→ **What the task requires**:
Every line with the string "comes" must be copied from the entries below.

[Website and app data records]
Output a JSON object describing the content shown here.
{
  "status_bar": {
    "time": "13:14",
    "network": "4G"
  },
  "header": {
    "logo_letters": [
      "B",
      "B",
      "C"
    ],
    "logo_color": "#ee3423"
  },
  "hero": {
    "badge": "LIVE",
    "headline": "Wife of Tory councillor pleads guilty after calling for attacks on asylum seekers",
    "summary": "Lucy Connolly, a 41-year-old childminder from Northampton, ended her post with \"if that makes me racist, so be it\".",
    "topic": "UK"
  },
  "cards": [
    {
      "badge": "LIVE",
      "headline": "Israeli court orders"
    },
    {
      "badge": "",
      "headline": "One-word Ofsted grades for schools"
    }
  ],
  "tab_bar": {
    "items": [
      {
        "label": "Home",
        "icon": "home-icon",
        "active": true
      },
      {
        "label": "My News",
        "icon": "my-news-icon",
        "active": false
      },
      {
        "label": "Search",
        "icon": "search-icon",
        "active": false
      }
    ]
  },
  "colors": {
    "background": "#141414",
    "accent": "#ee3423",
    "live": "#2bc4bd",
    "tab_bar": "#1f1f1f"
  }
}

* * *

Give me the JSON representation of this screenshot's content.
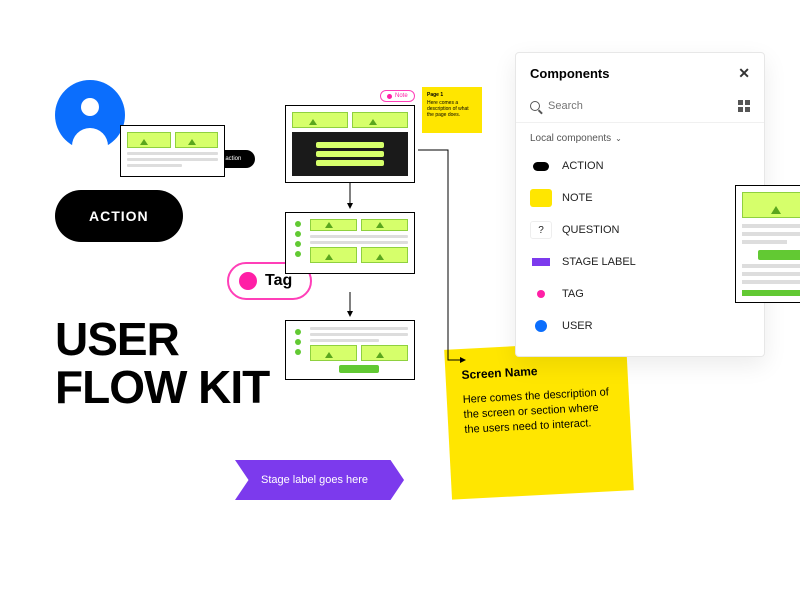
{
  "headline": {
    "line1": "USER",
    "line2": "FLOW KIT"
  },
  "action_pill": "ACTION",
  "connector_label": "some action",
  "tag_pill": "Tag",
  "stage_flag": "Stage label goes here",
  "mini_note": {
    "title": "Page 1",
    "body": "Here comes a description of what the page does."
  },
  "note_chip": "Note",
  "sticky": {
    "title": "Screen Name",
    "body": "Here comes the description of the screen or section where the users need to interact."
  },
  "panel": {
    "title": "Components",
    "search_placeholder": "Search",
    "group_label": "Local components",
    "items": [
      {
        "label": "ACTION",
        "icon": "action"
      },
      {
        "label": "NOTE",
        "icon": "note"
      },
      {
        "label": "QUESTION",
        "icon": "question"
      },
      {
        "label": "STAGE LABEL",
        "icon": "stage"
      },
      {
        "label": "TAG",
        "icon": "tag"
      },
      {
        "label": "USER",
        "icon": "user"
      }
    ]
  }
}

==

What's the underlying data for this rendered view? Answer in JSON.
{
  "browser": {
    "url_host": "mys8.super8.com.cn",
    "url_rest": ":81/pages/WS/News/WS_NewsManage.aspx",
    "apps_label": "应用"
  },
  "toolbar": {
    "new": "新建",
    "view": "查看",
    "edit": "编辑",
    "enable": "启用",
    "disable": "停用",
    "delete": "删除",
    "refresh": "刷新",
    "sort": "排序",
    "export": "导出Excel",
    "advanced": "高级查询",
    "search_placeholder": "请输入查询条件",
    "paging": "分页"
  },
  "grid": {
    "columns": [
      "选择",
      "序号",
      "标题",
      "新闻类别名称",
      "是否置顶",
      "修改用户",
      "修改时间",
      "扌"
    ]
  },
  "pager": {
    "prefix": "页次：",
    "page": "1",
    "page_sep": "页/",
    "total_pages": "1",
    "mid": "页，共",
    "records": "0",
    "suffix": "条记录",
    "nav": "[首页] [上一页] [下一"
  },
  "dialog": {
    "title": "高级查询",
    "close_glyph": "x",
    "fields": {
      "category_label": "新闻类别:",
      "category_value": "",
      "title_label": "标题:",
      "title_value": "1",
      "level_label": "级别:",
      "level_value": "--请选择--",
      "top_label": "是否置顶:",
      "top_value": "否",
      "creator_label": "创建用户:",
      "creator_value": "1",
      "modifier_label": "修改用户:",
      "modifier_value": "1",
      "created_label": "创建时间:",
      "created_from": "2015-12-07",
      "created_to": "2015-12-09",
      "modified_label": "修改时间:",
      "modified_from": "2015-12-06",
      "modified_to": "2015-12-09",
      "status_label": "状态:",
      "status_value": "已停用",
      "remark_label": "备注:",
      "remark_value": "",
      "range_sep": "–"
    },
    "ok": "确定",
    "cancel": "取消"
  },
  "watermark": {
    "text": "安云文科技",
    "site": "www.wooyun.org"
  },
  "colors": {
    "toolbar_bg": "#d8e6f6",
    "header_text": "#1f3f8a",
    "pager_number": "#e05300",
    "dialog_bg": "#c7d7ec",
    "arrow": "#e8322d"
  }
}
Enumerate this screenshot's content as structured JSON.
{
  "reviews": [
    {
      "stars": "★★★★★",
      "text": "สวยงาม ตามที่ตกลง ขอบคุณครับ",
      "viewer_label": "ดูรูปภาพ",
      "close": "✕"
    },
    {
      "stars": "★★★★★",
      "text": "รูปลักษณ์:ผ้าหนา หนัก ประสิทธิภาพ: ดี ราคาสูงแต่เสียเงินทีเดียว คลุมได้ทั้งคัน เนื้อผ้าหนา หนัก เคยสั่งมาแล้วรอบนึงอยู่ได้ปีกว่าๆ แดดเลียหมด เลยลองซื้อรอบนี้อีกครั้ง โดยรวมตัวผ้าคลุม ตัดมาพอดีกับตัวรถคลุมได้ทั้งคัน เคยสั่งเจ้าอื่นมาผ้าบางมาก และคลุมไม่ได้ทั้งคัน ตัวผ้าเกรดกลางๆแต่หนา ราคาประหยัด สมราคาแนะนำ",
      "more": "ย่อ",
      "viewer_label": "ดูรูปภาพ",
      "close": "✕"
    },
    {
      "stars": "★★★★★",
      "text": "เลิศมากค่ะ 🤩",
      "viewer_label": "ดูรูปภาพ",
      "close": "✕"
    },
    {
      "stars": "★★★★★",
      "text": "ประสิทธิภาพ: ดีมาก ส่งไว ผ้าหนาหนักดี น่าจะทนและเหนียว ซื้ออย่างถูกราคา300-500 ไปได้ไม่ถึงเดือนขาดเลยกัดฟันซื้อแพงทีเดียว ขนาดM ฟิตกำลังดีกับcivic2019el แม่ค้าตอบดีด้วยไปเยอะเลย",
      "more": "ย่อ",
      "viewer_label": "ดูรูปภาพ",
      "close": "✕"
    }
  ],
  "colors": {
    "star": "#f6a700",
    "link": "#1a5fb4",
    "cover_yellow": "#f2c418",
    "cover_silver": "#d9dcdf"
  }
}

→ **Solution to the problem**:
    "body": "Here comes a description of what the page does."
    "body": "Here comes the description of the screen or section where the users need to interact."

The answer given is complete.